WHAT IS EXPECTED>
Only lines with the string "files" should be returned from the data below.

Component data from apps and pages
* * * *

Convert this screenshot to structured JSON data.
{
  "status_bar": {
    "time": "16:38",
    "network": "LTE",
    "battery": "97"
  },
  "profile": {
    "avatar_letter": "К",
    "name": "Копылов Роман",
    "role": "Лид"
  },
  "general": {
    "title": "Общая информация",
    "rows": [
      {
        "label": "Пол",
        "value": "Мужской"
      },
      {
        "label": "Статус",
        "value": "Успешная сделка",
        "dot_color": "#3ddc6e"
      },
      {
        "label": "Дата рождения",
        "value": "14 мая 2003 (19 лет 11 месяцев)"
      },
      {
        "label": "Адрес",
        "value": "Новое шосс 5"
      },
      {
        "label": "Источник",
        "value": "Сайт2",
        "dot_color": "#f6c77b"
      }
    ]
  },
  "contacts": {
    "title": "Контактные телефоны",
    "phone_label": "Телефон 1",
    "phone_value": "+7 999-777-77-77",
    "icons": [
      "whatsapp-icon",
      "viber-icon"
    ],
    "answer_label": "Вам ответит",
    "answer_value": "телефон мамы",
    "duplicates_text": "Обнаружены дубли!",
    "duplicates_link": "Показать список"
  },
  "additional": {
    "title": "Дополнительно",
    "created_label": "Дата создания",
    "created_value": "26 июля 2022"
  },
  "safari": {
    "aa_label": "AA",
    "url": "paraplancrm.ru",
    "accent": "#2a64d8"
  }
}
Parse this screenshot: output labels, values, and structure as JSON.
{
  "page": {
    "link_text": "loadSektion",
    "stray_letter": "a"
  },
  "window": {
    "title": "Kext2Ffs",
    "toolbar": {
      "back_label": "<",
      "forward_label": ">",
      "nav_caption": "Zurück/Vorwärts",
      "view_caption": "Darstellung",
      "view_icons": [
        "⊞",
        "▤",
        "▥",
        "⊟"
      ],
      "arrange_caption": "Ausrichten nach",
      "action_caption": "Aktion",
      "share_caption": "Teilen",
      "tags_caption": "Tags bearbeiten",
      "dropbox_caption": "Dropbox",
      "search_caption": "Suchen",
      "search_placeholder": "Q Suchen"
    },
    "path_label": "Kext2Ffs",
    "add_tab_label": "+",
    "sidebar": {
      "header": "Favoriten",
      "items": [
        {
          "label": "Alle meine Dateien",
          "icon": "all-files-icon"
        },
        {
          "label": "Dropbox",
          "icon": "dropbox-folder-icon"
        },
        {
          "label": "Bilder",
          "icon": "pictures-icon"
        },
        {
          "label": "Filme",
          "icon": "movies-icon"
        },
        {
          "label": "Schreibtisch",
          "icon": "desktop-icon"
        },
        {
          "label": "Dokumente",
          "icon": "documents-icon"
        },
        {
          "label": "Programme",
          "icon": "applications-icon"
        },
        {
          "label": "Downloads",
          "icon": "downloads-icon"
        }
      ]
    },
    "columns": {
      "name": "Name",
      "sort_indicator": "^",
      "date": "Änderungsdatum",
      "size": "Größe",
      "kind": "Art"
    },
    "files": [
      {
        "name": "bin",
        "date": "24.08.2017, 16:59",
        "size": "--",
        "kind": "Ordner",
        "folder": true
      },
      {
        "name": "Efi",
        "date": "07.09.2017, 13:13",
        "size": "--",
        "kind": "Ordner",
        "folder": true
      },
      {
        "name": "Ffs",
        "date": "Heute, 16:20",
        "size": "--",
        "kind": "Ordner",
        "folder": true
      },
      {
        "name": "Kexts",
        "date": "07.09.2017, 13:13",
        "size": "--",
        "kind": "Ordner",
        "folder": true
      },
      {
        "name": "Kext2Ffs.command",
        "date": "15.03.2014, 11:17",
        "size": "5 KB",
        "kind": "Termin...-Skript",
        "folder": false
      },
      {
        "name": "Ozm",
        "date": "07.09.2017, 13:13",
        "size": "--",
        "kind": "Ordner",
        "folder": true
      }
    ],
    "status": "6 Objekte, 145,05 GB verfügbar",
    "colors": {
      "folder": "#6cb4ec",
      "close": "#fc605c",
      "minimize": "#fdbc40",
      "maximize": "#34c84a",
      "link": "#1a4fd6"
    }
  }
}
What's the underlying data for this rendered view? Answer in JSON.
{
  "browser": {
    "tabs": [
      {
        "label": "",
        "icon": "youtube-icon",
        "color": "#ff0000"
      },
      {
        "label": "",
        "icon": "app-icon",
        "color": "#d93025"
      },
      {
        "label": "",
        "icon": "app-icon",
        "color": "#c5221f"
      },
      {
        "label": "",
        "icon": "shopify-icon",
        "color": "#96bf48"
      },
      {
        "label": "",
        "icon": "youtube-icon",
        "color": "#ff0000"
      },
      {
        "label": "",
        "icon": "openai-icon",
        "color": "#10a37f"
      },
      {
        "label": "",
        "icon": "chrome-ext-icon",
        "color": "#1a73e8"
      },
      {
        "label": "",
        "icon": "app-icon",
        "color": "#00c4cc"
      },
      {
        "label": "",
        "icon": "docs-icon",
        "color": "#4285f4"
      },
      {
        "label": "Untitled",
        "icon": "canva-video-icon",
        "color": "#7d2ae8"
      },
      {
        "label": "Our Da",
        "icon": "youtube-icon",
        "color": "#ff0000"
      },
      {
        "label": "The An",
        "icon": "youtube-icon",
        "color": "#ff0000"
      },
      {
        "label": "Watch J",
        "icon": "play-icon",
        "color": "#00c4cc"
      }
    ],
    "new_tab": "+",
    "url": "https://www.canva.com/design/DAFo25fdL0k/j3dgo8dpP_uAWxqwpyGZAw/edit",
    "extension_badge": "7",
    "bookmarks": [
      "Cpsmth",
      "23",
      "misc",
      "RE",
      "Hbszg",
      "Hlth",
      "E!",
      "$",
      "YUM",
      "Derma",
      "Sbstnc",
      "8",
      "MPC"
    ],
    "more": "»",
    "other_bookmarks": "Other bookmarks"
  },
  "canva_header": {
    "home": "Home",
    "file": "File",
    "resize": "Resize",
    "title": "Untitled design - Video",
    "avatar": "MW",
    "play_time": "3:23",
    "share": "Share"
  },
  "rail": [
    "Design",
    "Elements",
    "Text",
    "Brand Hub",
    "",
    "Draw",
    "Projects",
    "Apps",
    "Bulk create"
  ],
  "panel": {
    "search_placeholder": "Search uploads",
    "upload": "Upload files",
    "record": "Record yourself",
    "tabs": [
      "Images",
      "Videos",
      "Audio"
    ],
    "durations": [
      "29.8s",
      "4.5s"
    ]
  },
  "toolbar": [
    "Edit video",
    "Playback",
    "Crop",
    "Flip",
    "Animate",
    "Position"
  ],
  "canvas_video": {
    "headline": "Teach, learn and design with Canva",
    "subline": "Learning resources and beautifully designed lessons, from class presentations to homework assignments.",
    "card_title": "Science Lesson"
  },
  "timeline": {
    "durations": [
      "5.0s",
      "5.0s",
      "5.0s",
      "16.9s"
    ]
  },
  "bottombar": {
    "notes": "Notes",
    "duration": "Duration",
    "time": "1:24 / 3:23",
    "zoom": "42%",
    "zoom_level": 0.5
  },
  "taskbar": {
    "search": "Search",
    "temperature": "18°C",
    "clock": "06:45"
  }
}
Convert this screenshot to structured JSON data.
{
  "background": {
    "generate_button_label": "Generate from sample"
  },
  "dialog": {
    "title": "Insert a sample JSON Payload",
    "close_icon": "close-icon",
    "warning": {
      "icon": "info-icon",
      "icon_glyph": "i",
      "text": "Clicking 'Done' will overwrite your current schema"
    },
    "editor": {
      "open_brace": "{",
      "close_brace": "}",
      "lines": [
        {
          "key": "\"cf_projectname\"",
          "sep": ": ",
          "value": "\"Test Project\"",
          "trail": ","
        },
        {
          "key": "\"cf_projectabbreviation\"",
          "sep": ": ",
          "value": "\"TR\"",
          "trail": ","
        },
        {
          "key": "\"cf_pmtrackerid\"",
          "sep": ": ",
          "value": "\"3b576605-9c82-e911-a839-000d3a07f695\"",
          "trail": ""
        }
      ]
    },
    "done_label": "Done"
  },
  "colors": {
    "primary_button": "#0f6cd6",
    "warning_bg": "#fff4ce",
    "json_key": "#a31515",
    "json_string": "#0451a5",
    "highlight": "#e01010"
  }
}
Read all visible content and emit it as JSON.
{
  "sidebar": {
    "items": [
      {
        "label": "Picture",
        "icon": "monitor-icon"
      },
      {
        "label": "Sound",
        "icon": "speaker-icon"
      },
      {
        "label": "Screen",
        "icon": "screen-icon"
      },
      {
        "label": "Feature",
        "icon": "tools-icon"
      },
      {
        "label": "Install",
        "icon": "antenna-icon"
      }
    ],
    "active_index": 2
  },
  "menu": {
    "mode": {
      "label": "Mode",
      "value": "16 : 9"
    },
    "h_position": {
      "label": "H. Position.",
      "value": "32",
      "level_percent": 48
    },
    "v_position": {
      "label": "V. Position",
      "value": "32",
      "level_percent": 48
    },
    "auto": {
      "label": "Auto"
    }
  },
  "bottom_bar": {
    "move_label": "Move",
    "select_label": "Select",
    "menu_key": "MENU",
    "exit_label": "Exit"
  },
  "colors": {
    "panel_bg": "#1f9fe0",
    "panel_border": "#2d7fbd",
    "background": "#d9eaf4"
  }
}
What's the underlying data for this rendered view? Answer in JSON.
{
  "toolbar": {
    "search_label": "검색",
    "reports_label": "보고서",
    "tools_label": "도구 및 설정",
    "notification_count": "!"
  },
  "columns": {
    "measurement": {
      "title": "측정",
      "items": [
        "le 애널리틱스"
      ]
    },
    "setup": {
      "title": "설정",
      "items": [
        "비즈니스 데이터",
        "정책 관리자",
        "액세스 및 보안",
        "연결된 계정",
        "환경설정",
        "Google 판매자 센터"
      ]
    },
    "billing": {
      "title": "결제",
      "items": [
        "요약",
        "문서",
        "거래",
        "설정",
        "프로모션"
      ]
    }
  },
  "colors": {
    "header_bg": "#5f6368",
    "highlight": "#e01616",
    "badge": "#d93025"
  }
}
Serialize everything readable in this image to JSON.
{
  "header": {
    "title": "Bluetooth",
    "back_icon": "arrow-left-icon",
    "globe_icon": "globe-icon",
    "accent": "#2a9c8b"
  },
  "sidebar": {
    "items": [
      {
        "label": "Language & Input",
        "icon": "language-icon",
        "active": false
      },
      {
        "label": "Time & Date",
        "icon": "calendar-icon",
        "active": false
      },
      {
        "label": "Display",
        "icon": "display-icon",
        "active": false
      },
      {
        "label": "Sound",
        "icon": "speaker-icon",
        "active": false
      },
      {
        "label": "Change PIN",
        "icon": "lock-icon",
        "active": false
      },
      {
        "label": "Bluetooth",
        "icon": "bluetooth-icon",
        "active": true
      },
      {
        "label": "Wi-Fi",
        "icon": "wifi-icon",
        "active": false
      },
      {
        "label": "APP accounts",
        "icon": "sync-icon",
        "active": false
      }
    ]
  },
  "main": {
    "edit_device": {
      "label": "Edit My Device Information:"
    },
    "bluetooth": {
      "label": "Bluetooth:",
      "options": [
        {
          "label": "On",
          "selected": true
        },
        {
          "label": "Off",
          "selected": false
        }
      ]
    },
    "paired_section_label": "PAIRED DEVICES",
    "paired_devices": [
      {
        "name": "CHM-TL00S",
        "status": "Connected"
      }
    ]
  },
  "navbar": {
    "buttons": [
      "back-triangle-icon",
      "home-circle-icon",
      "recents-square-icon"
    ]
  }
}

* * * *

SOLUTION TO THE EXERCISE>
          "icon": "all-files-icon"
    "files": [
    "upload": "Upload files",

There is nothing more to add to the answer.